BATON ROUGE, La. – A lone woman wearing a sundress stands in the street, seemingly placid as police in body armor advance on her.
That image has swept through social media as a defining moment of protests over recent police killings of black men in Louisiana and Minnesota.
On Saturday, a few hundred protesters had gathered outside the Baton Rouge Police Department when police came out of their headquarters dressed in riot gear and accompanied by a military-style, armored vehicle.
The riot police were lined up, shields down, protecting their faces, with shields and batons in their hands. Their intent seemed to be to clear protesters from the highway in front of police headquarters.
The crowd of protesters was gathered on the grass and in a park near the highway.
As the crowd and an AP photographer and reporter watched, a young woman wearing a flowing black-and-white sundress came out of the crowd and took up a position facing the riot police.
The woman, whose identity has not been confirmed, stood alone with a cellphone in her hand and arms crossed. One of the officers told her that if she did not move off the road, she would be arrested.
When she gave no sign she would be moving, an officer said, "Arrest her," and a crack opened in the wall of riot police. Three officers came through.
As the woman stood motionless, two of the officers, clad all in black armor and moving swiftly in tandem, reached the woman, grabbed her by the arms and pulled her back behind the line of riot police.
She is one of nearly 200 demonstrators arrested since Friday who may yet face criminal charges, Baton Rouge police said.

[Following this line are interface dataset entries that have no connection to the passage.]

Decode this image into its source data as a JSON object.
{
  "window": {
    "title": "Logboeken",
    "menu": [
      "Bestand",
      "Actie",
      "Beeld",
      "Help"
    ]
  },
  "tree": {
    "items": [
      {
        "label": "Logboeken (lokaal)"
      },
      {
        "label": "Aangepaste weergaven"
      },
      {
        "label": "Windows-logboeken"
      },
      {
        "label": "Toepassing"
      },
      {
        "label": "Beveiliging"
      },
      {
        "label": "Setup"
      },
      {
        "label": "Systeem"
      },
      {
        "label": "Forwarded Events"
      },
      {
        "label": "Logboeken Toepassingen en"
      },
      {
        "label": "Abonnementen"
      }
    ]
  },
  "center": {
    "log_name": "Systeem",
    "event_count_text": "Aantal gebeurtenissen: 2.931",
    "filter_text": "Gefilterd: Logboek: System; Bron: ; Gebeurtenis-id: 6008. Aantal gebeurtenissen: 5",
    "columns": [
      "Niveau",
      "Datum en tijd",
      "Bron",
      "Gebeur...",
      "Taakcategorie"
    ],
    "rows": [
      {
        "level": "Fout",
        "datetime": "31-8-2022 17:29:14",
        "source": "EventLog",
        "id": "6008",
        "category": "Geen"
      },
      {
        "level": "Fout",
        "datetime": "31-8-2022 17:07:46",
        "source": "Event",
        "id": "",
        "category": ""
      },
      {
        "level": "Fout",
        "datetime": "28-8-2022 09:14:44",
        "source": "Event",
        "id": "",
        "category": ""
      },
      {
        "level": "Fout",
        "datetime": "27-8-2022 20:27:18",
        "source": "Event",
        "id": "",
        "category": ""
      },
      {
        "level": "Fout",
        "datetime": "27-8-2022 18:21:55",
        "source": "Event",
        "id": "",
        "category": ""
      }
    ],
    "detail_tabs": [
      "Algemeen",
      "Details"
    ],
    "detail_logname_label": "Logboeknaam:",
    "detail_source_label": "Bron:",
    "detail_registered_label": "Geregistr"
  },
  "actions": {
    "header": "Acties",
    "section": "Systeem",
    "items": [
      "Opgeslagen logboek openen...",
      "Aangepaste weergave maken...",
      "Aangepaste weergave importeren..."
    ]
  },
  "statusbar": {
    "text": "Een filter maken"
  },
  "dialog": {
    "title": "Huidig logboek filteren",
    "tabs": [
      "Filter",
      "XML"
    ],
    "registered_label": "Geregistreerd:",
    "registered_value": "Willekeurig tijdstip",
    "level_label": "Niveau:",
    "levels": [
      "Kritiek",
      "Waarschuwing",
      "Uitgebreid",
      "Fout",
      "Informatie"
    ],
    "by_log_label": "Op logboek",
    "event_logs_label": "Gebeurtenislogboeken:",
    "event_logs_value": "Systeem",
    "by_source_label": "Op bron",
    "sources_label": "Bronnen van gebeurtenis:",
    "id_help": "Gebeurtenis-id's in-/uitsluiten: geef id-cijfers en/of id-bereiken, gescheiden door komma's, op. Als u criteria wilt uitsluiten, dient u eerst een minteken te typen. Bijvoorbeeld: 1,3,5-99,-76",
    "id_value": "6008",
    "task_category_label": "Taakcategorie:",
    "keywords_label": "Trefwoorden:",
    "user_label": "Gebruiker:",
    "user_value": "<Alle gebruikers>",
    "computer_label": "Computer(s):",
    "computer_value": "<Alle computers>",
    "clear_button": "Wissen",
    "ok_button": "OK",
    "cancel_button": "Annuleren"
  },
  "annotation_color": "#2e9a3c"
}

Tensions have been rising since last week's killings of Alton Sterling in Baton Rouge and Philando Castile in Minnesota by white officers, and an attack on police by a black sniper in Dallas that killed five officers.